** YOUR TASK **
Among the entries that follow, find the lines containing the string "conf" and copy them.
Top of MATERIAL FOR THIS TASK
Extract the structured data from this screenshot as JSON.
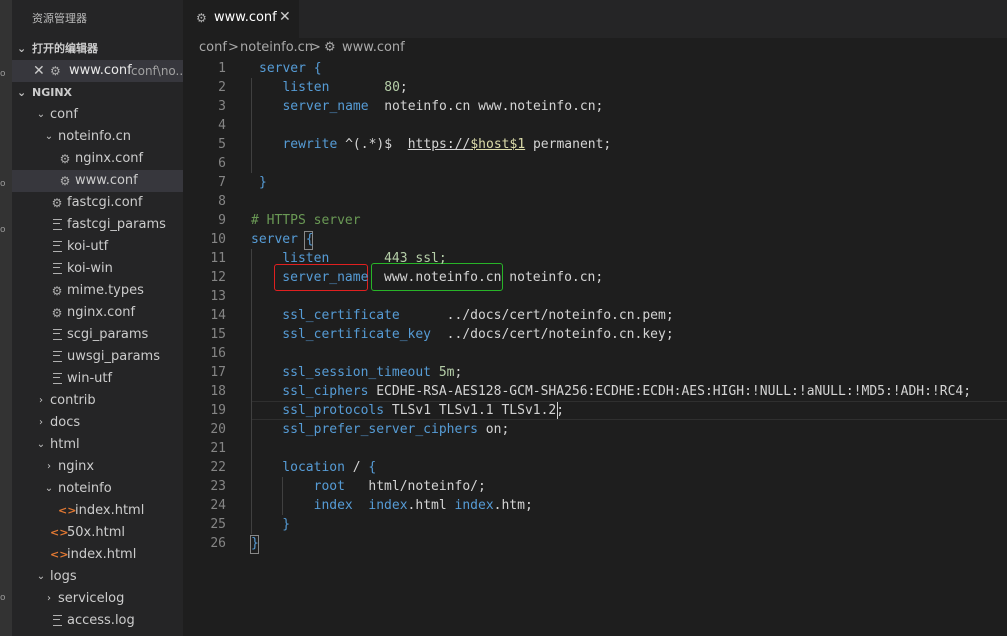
{
  "sidebar": {
    "title": "资源管理器",
    "open_editors": {
      "header": "打开的编辑器",
      "item": {
        "close": "✕",
        "name": "www.conf",
        "path": "conf\\no..."
      }
    },
    "workspace": {
      "header": "NGINX",
      "tree": [
        {
          "label": "conf",
          "type": "folder",
          "open": true,
          "depth": 1
        },
        {
          "label": "noteinfo.cn",
          "type": "folder",
          "open": true,
          "depth": 2
        },
        {
          "label": "nginx.conf",
          "type": "gear",
          "depth": 3
        },
        {
          "label": "www.conf",
          "type": "gear",
          "depth": 3,
          "selected": true
        },
        {
          "label": "fastcgi.conf",
          "type": "gear",
          "depth": 2
        },
        {
          "label": "fastcgi_params",
          "type": "lines",
          "depth": 2
        },
        {
          "label": "koi-utf",
          "type": "lines",
          "depth": 2
        },
        {
          "label": "koi-win",
          "type": "lines",
          "depth": 2
        },
        {
          "label": "mime.types",
          "type": "gear",
          "depth": 2
        },
        {
          "label": "nginx.conf",
          "type": "gear",
          "depth": 2
        },
        {
          "label": "scgi_params",
          "type": "lines",
          "depth": 2
        },
        {
          "label": "uwsgi_params",
          "type": "lines",
          "depth": 2
        },
        {
          "label": "win-utf",
          "type": "lines",
          "depth": 2
        },
        {
          "label": "contrib",
          "type": "folder",
          "open": false,
          "depth": 1
        },
        {
          "label": "docs",
          "type": "folder",
          "open": false,
          "depth": 1
        },
        {
          "label": "html",
          "type": "folder",
          "open": true,
          "depth": 1
        },
        {
          "label": "nginx",
          "type": "folder",
          "open": false,
          "depth": 2
        },
        {
          "label": "noteinfo",
          "type": "folder",
          "open": true,
          "depth": 2
        },
        {
          "label": "index.html",
          "type": "html",
          "depth": 3
        },
        {
          "label": "50x.html",
          "type": "html",
          "depth": 2
        },
        {
          "label": "index.html",
          "type": "html",
          "depth": 2
        },
        {
          "label": "logs",
          "type": "folder",
          "open": true,
          "depth": 1
        },
        {
          "label": "servicelog",
          "type": "folder",
          "open": false,
          "depth": 2
        },
        {
          "label": "access.log",
          "type": "lines",
          "depth": 2
        }
      ]
    }
  },
  "tab": {
    "name": "www.conf",
    "close": "✕"
  },
  "breadcrumb": {
    "parts": [
      "conf",
      ">",
      "noteinfo.cn",
      ">",
      "www.conf"
    ]
  },
  "editor": {
    "lines": [
      [
        {
          "t": "server {",
          "c": "kw"
        }
      ],
      [
        {
          "t": "   listen",
          "c": "kw"
        },
        {
          "t": "       "
        },
        {
          "t": "80",
          "c": "num"
        },
        {
          "t": ";"
        }
      ],
      [
        {
          "t": "   server_name",
          "c": "kw"
        },
        {
          "t": "  noteinfo.cn www.noteinfo.cn;"
        }
      ],
      [],
      [
        {
          "t": "   rewrite",
          "c": "kw"
        },
        {
          "t": " ^(.*)$  "
        },
        {
          "t": "https://",
          "c": "ul"
        },
        {
          "t": "$host",
          "c": "var ul"
        },
        {
          "t": "$1",
          "c": "var ul"
        },
        {
          "t": " permanent;"
        }
      ],
      [],
      [
        {
          "t": "}",
          "c": "kw"
        }
      ],
      [],
      [
        {
          "t": "# HTTPS server",
          "c": "cm"
        }
      ],
      [
        {
          "t": "server ",
          "c": "kw"
        },
        {
          "t": "{",
          "c": "kw"
        }
      ],
      [
        {
          "t": "    listen",
          "c": "kw"
        },
        {
          "t": "       "
        },
        {
          "t": "443",
          "c": "num"
        },
        {
          "t": " ssl;",
          "c": "num"
        }
      ],
      [
        {
          "t": "    server_name",
          "c": "kw"
        },
        {
          "t": "  www.noteinfo.cn noteinfo.cn;"
        }
      ],
      [],
      [
        {
          "t": "    ssl_certificate",
          "c": "kw"
        },
        {
          "t": "      ../docs/cert/noteinfo.cn.pem;"
        }
      ],
      [
        {
          "t": "    ssl_certificate_key",
          "c": "kw"
        },
        {
          "t": "  ../docs/cert/noteinfo.cn.key;"
        }
      ],
      [],
      [
        {
          "t": "    ssl_session_timeout",
          "c": "kw"
        },
        {
          "t": " "
        },
        {
          "t": "5m",
          "c": "num"
        },
        {
          "t": ";"
        }
      ],
      [
        {
          "t": "    ssl_ciphers",
          "c": "kw"
        },
        {
          "t": " ECDHE-RSA-AES128-GCM-SHA256:ECDHE:ECDH:AES:HIGH:!NULL:!aNULL:!MD5:!ADH:!RC4;"
        }
      ],
      [
        {
          "t": "    ssl_protocols",
          "c": "kw"
        },
        {
          "t": " TLSv1 TLSv1.1 TLSv1.2;"
        }
      ],
      [
        {
          "t": "    ssl_prefer_server_ciphers",
          "c": "kw"
        },
        {
          "t": " on;"
        }
      ],
      [],
      [
        {
          "t": "    location",
          "c": "kw"
        },
        {
          "t": " / "
        },
        {
          "t": "{",
          "c": "kw"
        }
      ],
      [
        {
          "t": "        root",
          "c": "kw"
        },
        {
          "t": "   html/noteinfo/;"
        }
      ],
      [
        {
          "t": "        index",
          "c": "kw"
        },
        {
          "t": "  "
        },
        {
          "t": "index",
          "c": "kw"
        },
        {
          "t": ".html "
        },
        {
          "t": "index",
          "c": "kw"
        },
        {
          "t": ".htm;"
        }
      ],
      [
        {
          "t": "    }",
          "c": "kw"
        }
      ],
      [
        {
          "t": "}",
          "c": "kw"
        }
      ]
    ]
  }
}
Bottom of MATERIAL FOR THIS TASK
** FINISHED EXERCISE **
        "name": "www.conf",
        "path": "conf\\no..."
          "label": "conf",
          "label": "nginx.conf",
          "label": "www.conf",
          "label": "fastcgi.conf",
          "label": "nginx.conf",
    "name": "www.conf",
      "conf",
      "www.conf"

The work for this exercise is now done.